Citing PatentFiling datePublication dateApplicantTitle
US2801801 *Jan 26, 1954Aug 6, 1957Vapor Heating CorpCombined space heating and water heating system for a railway car
US3025874 *Apr 25, 1960Mar 20, 1962Superior Valve And Fittings CoPressure relief valve
US3083026 *Nov 4, 1959Mar 26, 1963Gabriel CoHydro-pneumatic vehicle suspension system
US3120490 *Sep 6, 1960Feb 4, 1964Holley Carburetor CoHigh velocity filter
US3376889 *Apr 20, 1964Apr 9, 1968Ford Motor CoFlow control valve
US3394732 *Apr 26, 1965Jul 30, 1968Protectoseal CoValve seal
US4457335 *Sep 29, 1982Jul 3, 1984Medical Engineering CorporationPenile erectile system
US4766930 *Jul 7, 1987Aug 30, 1988Itap S.P.A.Check valve with self-guided shutter in the valve body
US7293579 *Jul 8, 2004Nov 13, 2007Caterpillar Inc.Poppet valve arrangements
US7546679 *Apr 25, 2006Jun 16, 2009The Gillette CompanyHigh speed valve assembly
Classifications
U.S. Classification137/540, 251/147, 137/160

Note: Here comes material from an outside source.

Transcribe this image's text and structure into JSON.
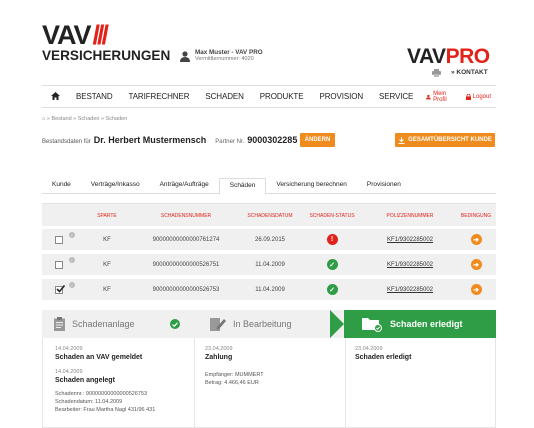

International ClassificationF16K17/04
Cooperative ClassificationF16K17/0466, F16K17/0426
European ClassificationF16K17/04J, F16K17/04E